I'm guessing what abatt is saying is that Guillem et al did not become famous because they were "self-promoting publicity machines" but rather because of their excellence as dancers. Even your own description suggests this:
"in London during the 1990s where it seemed Sylvie Guillem, Darcey Bussell and/or Viviana Durante were plastered on every street corner in the city between public transport, magazine covers, newsstands, posters, etc"
That doesn't sound like mere self-promotion, it sounds like fame.
I think it's both. I think all of those dancers are famous because of their dancing, and I think they've also sought it out, Bussell especially. There are plenty of famous people, even strikingly beautiful ones, who do not grace major magazine covers like Darcey Bussell. (Actually, Bussell's self-promotion machine is very similar to Copelands with magazine spreads, books, and reality show judging, so I think it's very apt comparison).
The point I was trying to make is that if you don't mind the publicity machines that those dancers (and as I said, especially Darcey Bussell) are, then what must irk you is the origin of Misty Copeland's fame, what makes her noteworthy. I do not disagree at all that she is not the dancer that Guillem, Bussell and Durante are. Her accomplishment is because of what she has been able to accomplish being who she is.
Now, you may not think that it's noteworthy that she is the only African-American dancer of her stature and seniority at a major company, but a lot of people do. Or it may be that you don't think that that's enough of an accomplishment to achieve the level of fame that she has. I'm just trying to puzzle out what it is that bothers people so that she gets compared to Kim Kardashian.
I'll give you another example: Elvis Presley. Presley didn't really accomplish anything noteworthy musically on his own. He didn't write any original music. His music and stylings were derived from music that had been performed by African-American performers for quite some time before he broke on the scene. If you were to take who he was out of the equation (white), he was a fine performer but not someone who rises to the musical importance of many pioneers like say a Chuck Berry. So if you ask popular musicians who were your influences, he doesn't get brought up in the same way that someone like Berry, Hendrix, Lennon & McCartney, Phil Spector or Brian Wilson do.
But is Elvis Presley noteworthy? Of course he is! It's because of who he was, when he was and the music that he brought to white audiences.

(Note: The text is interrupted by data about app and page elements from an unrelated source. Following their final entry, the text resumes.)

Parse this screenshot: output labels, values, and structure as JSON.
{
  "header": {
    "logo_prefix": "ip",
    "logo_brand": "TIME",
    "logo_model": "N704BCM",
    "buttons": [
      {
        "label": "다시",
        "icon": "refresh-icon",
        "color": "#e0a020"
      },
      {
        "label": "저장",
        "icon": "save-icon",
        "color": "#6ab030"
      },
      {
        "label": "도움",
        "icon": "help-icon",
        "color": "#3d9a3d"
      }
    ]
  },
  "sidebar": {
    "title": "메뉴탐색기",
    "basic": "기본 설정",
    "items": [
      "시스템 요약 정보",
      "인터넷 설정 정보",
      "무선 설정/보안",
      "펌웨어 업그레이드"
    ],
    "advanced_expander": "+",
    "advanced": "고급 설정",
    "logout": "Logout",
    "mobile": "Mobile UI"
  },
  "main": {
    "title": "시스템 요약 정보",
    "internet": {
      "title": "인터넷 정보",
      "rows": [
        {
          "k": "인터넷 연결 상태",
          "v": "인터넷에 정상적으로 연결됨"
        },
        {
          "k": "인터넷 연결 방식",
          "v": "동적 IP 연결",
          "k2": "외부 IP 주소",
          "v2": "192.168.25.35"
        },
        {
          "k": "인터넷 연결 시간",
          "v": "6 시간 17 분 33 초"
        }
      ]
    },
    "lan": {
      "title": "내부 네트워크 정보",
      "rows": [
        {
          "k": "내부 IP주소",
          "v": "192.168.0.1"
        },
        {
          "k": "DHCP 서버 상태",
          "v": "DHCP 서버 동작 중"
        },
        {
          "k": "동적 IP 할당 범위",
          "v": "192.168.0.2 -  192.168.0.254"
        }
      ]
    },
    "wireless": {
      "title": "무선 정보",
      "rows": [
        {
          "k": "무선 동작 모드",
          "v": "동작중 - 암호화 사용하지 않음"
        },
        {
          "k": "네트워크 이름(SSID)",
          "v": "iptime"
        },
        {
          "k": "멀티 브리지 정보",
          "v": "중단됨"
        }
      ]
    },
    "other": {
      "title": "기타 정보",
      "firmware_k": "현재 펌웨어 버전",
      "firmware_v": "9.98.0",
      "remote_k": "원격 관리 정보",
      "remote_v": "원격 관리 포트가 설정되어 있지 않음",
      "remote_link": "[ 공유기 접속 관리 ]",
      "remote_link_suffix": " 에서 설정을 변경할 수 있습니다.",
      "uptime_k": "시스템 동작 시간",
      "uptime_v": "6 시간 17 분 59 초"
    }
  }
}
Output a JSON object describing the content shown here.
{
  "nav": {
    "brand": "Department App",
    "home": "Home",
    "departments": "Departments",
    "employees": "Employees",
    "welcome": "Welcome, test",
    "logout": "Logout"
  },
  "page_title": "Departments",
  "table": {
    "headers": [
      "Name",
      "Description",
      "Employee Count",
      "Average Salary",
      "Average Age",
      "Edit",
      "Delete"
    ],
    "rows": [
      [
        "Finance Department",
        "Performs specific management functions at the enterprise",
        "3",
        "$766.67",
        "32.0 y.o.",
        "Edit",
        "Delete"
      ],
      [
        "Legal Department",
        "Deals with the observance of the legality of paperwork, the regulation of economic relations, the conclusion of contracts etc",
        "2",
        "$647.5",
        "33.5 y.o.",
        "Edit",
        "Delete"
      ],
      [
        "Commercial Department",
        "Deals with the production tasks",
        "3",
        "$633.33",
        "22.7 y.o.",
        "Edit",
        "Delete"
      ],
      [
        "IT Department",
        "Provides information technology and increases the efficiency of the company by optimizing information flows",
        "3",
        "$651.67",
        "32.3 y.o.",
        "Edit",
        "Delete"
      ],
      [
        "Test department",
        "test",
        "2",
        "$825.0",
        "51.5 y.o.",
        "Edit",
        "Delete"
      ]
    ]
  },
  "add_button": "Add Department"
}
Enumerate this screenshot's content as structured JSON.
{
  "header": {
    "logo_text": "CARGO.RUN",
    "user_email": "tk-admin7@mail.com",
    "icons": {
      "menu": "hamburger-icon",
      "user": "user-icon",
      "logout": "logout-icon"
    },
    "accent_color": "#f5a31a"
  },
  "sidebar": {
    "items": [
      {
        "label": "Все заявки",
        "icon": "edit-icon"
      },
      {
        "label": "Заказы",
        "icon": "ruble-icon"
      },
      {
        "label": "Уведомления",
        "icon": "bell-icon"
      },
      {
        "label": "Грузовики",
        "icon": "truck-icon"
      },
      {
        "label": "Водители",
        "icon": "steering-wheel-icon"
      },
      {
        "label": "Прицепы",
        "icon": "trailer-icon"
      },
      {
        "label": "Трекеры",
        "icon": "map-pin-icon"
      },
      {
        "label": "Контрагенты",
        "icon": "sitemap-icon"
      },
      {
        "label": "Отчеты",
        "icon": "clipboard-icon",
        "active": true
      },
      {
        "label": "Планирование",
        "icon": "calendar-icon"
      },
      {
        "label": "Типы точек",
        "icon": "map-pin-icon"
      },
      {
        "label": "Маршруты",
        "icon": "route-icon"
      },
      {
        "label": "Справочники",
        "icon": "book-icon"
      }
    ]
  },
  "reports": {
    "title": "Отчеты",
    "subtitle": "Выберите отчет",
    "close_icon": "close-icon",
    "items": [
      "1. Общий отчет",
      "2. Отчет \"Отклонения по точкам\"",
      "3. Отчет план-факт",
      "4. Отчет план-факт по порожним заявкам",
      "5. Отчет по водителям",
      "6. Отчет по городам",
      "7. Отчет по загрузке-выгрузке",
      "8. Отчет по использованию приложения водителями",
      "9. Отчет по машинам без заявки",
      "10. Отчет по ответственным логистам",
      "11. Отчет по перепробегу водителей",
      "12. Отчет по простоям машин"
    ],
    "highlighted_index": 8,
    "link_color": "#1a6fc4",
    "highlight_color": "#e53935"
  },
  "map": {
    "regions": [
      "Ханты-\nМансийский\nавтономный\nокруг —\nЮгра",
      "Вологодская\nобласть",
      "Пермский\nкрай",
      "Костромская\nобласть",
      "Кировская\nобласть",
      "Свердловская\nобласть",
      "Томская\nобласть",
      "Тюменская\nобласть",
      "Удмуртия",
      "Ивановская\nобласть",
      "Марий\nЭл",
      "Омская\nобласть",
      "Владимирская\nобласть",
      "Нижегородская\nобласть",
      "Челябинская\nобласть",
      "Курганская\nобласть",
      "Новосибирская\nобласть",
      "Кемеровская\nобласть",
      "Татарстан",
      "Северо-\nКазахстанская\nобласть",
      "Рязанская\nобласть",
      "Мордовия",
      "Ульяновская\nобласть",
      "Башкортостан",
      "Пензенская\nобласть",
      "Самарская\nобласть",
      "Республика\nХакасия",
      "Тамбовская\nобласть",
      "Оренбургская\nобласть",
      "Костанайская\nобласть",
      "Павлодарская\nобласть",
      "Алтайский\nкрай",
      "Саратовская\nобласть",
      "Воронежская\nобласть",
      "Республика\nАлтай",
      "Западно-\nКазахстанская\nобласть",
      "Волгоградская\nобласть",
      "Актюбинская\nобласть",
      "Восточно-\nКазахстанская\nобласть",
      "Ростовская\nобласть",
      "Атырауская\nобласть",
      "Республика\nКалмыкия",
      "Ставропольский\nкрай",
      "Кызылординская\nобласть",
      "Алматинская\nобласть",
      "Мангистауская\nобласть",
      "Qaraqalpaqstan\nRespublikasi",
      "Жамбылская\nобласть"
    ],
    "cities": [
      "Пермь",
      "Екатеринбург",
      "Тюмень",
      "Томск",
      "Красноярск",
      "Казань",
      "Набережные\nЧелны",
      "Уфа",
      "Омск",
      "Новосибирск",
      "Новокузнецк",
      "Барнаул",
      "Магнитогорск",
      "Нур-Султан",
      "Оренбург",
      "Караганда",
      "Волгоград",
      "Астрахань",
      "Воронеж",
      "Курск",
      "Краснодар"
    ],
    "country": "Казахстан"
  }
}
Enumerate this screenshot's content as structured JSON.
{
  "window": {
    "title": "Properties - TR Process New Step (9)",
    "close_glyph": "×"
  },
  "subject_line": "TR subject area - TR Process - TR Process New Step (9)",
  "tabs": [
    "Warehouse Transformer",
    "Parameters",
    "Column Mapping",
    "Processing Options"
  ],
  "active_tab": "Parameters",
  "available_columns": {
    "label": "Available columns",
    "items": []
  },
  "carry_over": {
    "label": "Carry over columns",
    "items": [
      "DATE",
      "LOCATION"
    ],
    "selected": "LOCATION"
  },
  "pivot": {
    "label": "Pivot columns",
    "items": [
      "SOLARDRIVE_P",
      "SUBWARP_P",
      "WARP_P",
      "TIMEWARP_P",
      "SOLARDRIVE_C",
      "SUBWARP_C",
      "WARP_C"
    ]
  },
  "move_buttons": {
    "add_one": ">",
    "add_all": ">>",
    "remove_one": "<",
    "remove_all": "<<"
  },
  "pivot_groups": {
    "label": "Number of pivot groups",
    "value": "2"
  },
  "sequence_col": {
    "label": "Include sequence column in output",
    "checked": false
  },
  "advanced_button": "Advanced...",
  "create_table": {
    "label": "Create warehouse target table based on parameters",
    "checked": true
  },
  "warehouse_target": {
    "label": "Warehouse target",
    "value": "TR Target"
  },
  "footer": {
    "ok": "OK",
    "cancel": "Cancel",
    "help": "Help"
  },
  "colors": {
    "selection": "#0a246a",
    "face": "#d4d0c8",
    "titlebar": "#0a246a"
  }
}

I'm not trying to say that Copeland is Elvis. But there are a number of female ballet superstars. If you look at my earlier example, the Royal Ballet alone had Giullem, Bussell and Durante during the 1990s. There's still only one African-American female dancer at her level in the ballet world. Personally, I think that does make her exceptional in some way.